Everyone has heard about LDL cholesterol, elevated blood pressure, diabetes mellitus and smoking in terms of heart disease risk. Unfortunately, most have not heard of Lipoprotein(a), also known as Lp(a) or the “sticky” cholesterol. Lp(a) is a low-density lipoprotein (LDL) cholesterol particle with an added tail called apolipoprotein(a) that makes it a unique and potentially dangerous for future heart attack, stroke, and valvular disease. An individual’s Lp(a) level is 80–90% genetically determined in an autosomal codominant inheritance pattern with full expression by 1–2 years of age and adult-like levels achieved by approximately 5 years of age. The Lp(a) level remains stable through an individual’s lifetime regardless of lifestyle. Approximately 1 out of every 4 person inherits the gene for Lp(a) and manifests an elevated level in the blood lifelong. Although most health care practitioners are not yet routinely ordering a simple blood test to assess the presence and level of Lp(a) in their practice, my preventive cardiology clinic is a referral center for those with Lp(a) and I see many patients. This case study of a healthy 34 year old emphasizes the need to widen our testing, and improving our therapy, for Lp(a) elevations.
A 34- year old married man with no prior medical history other than use of famotidine for heartburn was playing hockey when he began to experience chest pain. He regularly played hockey without difficulty. When his symptoms persisted he was transported to a local hospital and underwent emergency cardiac catheterization. His left circumflex artery was 100% blocked and his proximal left anterior descending artery was 80% narrowed. Both were resolved with drug eluting stents at that setting. His troponin muscle enzyme was elevated but a follow-up echocardiogram a day later showed preserved heart strength. He was discharged a few days later on medical therapy including high dose atorvastatin.
He denied smoking, issues with blood pressure or blood sugar, or a family history of early heart disease in immediate family members.
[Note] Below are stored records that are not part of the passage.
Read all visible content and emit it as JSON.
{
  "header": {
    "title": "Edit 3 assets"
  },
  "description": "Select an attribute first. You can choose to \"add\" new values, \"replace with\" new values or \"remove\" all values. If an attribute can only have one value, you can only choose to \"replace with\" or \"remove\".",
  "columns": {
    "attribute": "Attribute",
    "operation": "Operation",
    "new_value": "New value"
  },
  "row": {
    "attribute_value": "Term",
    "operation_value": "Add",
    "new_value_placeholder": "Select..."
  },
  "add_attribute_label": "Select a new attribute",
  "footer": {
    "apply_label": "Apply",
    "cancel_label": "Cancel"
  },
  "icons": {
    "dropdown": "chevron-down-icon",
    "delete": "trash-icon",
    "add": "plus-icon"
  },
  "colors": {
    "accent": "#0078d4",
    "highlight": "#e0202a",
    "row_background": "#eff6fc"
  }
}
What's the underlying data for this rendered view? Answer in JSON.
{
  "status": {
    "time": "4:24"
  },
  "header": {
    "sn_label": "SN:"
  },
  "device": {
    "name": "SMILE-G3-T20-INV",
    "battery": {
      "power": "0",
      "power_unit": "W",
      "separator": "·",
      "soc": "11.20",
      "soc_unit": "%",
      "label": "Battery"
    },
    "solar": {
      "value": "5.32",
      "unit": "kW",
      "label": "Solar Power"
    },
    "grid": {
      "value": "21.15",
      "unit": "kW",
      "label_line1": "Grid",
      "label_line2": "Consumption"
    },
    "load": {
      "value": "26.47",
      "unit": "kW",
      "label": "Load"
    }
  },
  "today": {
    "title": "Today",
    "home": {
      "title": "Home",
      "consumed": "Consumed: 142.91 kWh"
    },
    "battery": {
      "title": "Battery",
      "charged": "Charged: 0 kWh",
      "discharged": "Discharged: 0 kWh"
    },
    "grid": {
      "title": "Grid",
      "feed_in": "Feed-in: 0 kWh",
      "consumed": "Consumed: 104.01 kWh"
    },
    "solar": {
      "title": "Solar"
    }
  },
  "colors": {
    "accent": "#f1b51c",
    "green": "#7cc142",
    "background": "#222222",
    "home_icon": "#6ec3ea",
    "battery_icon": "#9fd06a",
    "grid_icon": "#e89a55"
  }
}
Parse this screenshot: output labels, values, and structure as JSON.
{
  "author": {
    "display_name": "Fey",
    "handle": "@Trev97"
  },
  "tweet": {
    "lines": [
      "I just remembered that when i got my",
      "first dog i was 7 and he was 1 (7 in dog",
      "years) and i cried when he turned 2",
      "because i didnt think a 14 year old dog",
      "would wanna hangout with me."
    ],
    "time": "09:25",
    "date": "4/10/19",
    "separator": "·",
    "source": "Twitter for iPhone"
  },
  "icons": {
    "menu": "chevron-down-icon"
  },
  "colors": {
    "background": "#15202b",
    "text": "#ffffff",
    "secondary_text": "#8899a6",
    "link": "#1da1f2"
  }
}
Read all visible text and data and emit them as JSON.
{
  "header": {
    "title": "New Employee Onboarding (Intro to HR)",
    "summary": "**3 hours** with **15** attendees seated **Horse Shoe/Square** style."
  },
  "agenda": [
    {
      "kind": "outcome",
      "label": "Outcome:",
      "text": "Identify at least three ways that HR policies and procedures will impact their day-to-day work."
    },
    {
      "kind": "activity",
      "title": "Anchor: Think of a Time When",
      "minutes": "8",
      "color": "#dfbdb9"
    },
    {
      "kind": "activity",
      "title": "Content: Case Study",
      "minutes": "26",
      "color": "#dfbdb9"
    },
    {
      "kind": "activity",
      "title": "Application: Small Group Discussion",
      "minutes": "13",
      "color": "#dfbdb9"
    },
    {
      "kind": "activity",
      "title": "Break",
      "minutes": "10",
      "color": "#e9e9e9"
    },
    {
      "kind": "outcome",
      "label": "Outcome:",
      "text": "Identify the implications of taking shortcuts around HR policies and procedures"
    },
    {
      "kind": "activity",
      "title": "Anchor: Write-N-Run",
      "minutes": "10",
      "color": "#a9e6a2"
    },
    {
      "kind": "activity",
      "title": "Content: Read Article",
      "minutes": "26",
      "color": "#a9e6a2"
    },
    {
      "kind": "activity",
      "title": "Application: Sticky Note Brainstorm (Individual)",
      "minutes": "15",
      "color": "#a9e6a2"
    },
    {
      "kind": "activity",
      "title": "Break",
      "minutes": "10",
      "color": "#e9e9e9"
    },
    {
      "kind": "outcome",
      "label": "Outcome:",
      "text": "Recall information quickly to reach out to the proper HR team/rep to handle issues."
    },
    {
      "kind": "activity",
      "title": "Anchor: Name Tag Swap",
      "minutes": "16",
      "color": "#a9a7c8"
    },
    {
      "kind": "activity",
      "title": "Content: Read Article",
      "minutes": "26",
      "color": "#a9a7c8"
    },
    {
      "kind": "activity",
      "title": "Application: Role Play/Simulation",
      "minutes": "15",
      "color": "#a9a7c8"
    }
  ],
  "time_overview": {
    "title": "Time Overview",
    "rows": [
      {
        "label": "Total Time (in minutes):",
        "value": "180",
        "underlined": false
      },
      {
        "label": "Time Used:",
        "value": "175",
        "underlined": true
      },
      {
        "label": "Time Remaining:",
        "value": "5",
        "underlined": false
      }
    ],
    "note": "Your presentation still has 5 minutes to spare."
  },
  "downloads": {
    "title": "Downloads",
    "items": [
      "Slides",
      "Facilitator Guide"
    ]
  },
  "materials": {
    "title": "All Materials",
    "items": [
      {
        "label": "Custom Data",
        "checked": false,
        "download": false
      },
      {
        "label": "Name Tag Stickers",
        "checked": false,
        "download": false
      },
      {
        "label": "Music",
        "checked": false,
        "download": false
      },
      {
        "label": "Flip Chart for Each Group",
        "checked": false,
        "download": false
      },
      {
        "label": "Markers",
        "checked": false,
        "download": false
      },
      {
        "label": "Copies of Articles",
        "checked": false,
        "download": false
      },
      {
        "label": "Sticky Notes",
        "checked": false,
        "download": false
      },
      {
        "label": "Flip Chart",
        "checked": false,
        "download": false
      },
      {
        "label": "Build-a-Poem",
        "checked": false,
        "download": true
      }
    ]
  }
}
A maternal grandfather had died at age 37. He used no recreational drugs. His BMI was 25. He exercised at the gym or playing hockey 6 days a week. He had no snoring or apnea.